● ABOUT THIS EXERCISE
Each line of the material must appear again in the answer, exactly.

● DATA EXTRACT

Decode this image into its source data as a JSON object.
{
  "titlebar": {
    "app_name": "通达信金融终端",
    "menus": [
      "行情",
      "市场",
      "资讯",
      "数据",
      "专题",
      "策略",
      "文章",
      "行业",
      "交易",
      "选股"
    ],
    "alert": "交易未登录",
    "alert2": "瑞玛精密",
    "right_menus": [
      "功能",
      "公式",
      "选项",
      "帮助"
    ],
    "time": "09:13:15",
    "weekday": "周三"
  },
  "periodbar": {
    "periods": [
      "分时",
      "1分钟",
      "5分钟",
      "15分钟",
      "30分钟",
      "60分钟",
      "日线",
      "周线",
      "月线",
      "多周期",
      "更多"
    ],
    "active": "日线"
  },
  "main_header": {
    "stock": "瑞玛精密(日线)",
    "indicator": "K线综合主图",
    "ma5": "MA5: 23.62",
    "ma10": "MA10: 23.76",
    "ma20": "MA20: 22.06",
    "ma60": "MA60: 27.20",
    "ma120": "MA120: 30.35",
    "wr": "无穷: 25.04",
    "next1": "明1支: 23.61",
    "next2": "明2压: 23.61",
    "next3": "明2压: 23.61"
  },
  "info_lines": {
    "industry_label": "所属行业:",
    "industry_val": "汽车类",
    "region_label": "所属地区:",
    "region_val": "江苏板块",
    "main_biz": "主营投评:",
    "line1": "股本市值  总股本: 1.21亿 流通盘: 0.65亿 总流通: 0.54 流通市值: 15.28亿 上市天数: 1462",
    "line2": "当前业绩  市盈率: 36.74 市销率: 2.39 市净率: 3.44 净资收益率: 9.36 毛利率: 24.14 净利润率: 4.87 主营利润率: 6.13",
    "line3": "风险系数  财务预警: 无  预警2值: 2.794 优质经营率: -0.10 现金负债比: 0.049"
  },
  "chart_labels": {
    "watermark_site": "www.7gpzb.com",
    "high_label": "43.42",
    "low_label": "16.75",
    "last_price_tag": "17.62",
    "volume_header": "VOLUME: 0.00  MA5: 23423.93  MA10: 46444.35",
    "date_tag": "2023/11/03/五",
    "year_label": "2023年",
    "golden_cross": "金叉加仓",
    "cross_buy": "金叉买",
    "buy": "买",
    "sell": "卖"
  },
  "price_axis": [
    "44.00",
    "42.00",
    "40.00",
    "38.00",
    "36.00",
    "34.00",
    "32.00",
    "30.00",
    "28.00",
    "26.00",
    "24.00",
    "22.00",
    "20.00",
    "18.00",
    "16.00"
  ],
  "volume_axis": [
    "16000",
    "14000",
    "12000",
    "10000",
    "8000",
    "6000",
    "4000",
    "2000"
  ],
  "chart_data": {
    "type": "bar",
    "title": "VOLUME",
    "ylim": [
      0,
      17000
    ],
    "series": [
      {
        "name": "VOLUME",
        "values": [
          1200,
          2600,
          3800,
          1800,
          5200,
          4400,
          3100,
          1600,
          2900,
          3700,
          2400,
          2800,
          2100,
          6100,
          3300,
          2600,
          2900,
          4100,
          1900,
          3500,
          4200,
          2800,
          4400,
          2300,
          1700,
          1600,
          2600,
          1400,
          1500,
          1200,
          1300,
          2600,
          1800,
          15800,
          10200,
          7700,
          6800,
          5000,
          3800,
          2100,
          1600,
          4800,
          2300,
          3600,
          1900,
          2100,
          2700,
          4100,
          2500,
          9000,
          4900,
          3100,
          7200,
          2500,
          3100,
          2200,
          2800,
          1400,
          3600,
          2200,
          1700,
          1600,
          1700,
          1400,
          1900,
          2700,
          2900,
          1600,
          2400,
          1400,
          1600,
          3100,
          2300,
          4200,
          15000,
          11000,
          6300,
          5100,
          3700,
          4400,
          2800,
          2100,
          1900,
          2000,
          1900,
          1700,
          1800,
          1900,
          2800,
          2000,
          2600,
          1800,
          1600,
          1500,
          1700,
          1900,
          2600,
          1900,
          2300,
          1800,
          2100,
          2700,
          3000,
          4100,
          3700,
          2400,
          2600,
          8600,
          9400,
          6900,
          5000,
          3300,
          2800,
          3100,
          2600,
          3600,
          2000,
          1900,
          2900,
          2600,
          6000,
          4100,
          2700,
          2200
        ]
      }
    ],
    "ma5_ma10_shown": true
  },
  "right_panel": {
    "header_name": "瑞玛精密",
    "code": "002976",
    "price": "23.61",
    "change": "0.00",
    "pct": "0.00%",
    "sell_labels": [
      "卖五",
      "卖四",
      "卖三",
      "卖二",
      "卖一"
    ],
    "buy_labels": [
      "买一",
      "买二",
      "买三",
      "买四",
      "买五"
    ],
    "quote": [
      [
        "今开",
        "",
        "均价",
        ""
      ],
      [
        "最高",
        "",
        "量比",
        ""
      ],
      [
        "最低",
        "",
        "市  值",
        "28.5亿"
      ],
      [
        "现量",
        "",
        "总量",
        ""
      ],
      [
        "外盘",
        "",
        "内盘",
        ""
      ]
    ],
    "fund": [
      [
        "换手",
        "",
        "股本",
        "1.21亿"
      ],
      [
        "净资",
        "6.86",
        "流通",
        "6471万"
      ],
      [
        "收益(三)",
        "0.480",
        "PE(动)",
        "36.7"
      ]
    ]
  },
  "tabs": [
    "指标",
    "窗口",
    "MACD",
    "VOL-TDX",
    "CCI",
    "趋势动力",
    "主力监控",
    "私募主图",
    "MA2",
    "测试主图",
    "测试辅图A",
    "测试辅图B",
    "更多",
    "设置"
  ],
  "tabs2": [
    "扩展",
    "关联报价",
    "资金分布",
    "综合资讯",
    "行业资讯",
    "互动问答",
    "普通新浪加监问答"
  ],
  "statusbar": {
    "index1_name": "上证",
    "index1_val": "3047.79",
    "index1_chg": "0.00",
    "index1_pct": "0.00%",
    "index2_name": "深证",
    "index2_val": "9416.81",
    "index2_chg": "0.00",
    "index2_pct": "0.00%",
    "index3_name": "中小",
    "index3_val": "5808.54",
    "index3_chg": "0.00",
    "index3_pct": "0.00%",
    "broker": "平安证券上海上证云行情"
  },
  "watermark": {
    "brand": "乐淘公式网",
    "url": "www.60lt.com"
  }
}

● SOLUTION TO THIS PROBLEM
Decode this image into its source data as a JSON object.
{
  "titlebar": {
    "app_name": "通达信金融终端",
    "menus": [
      "行情",
      "市场",
      "资讯",
      "数据",
      "专题",
      "策略",
      "文章",
      "行业",
      "交易",
      "选股"
    ],
    "alert": "交易未登录",
    "alert2": "瑞玛精密",
    "right_menus": [
      "功能",
      "公式",
      "选项",
      "帮助"
    ],
    "time": "09:13:15",
    "weekday": "周三"
  },
  "periodbar": {
    "periods": [
      "分时",
      "1分钟",
      "5分钟",
      "15分钟",
      "30分钟",
      "60分钟",
      "日线",
      "周线",
      "月线",
      "多周期",
      "更多"
    ],
    "active": "日线"
  },
  "main_header": {
    "stock": "瑞玛精密(日线)",
    "indicator": "K线综合主图",
    "ma5": "MA5: 23.62",
    "ma10": "MA10: 23.76",
    "ma20": "MA20: 22.06",
    "ma60": "MA60: 27.20",
    "ma120": "MA120: 30.35",
    "wr": "无穷: 25.04",
    "next1": "明1支: 23.61",
    "next2": "明2压: 23.61",
    "next3": "明2压: 23.61"
  },
  "info_lines": {
    "industry_label": "所属行业:",
    "industry_val": "汽车类",
    "region_label": "所属地区:",
    "region_val": "江苏板块",
    "main_biz": "主营投评:",
    "line1": "股本市值  总股本: 1.21亿 流通盘: 0.65亿 总流通: 0.54 流通市值: 15.28亿 上市天数: 1462",
    "line2": "当前业绩  市盈率: 36.74 市销率: 2.39 市净率: 3.44 净资收益率: 9.36 毛利率: 24.14 净利润率: 4.87 主营利润率: 6.13",
    "line3": "风险系数  财务预警: 无  预警2值: 2.794 优质经营率: -0.10 现金负债比: 0.049"
  },
  "chart_labels": {
    "watermark_site": "www.7gpzb.com",
    "high_label": "43.42",
    "low_label": "16.75",
    "last_price_tag": "17.62",
    "volume_header": "VOLUME: 0.00  MA5: 23423.93  MA10: 46444.35",
    "date_tag": "2023/11/03/五",
    "year_label": "2023年",
    "golden_cross": "金叉加仓",
    "cross_buy": "金叉买",
    "buy": "买",
    "sell": "卖"
  },
  "price_axis": [
    "44.00",
    "42.00",
    "40.00",
    "38.00",
    "36.00",
    "34.00",
    "32.00",
    "30.00",
    "28.00",
    "26.00",
    "24.00",
    "22.00",
    "20.00",
    "18.00",
    "16.00"
  ],
  "volume_axis": [
    "16000",
    "14000",
    "12000",
    "10000",
    "8000",
    "6000",
    "4000",
    "2000"
  ],
  "chart_data": {
    "type": "bar",
    "title": "VOLUME",
    "ylim": [
      0,
      17000
    ],
    "series": [
      {
        "name": "VOLUME",
        "values": [
          1200,
          2600,
          3800,
          1800,
          5200,
          4400,
          3100,
          1600,
          2900,
          3700,
          2400,
          2800,
          2100,
          6100,
          3300,
          2600,
          2900,
          4100,
          1900,
          3500,
          4200,
          2800,
          4400,
          2300,
          1700,
          1600,
          2600,
          1400,
          1500,
          1200,
          1300,
          2600,
          1800,
          15800,
          10200,
          7700,
          6800,
          5000,
          3800,
          2100,
          1600,
          4800,
          2300,
          3600,
          1900,
          2100,
          2700,
          4100,
          2500,
          9000,
          4900,
          3100,
          7200,
          2500,
          3100,
          2200,
          2800,
          1400,
          3600,
          2200,
          1700,
          1600,
          1700,
          1400,
          1900,
          2700,
          2900,
          1600,
          2400,
          1400,
          1600,
          3100,
          2300,
          4200,
          15000,
          11000,
          6300,
          5100,
          3700,
          4400,
          2800,
          2100,
          1900,
          2000,
          1900,
          1700,
          1800,
          1900,
          2800,
          2000,
          2600,
          1800,
          1600,
          1500,
          1700,
          1900,
          2600,
          1900,
          2300,
          1800,
          2100,
          2700,
          3000,
          4100,
          3700,
          2400,
          2600,
          8600,
          9400,
          6900,
          5000,
          3300,
          2800,
          3100,
          2600,
          3600,
          2000,
          1900,
          2900,
          2600,
          6000,
          4100,
          2700,
          2200
        ]
      }
    ],
    "ma5_ma10_shown": true
  },
  "right_panel": {
    "header_name": "瑞玛精密",
    "code": "002976",
    "price": "23.61",
    "change": "0.00",
    "pct": "0.00%",
    "sell_labels": [
      "卖五",
      "卖四",
      "卖三",
      "卖二",
      "卖一"
    ],
    "buy_labels": [
      "买一",
      "买二",
      "买三",
      "买四",
      "买五"
    ],
    "quote": [
      [
        "今开",
        "",
        "均价",
        ""
      ],
      [
        "最高",
        "",
        "量比",
        ""
      ],
      [
        "最低",
        "",
        "市  值",
        "28.5亿"
      ],
      [
        "现量",
        "",
        "总量",
        ""
      ],
      [
        "外盘",
        "",
        "内盘",
        ""
      ]
    ],
    "fund": [
      [
        "换手",
        "",
        "股本",
        "1.21亿"
      ],
      [
        "净资",
        "6.86",
        "流通",
        "6471万"
      ],
      [
        "收益(三)",
        "0.480",
        "PE(动)",
        "36.7"
      ]
    ]
  },
  "tabs": [
    "指标",
    "窗口",
    "MACD",
    "VOL-TDX",
    "CCI",
    "趋势动力",
    "主力监控",
    "私募主图",
    "MA2",
    "测试主图",
    "测试辅图A",
    "测试辅图B",
    "更多",
    "设置"
  ],
  "tabs2": [
    "扩展",
    "关联报价",
    "资金分布",
    "综合资讯",
    "行业资讯",
    "互动问答",
    "普通新浪加监问答"
  ],
  "statusbar": {
    "index1_name": "上证",
    "index1_val": "3047.79",
    "index1_chg": "0.00",
    "index1_pct": "0.00%",
    "index2_name": "深证",
    "index2_val": "9416.81",
    "index2_chg": "0.00",
    "index2_pct": "0.00%",
    "index3_name": "中小",
    "index3_val": "5808.54",
    "index3_chg": "0.00",
    "index3_pct": "0.00%",
    "broker": "平安证券上海上证云行情"
  },
  "watermark": {
    "brand": "乐淘公式网",
    "url": "www.60lt.com"
  }
}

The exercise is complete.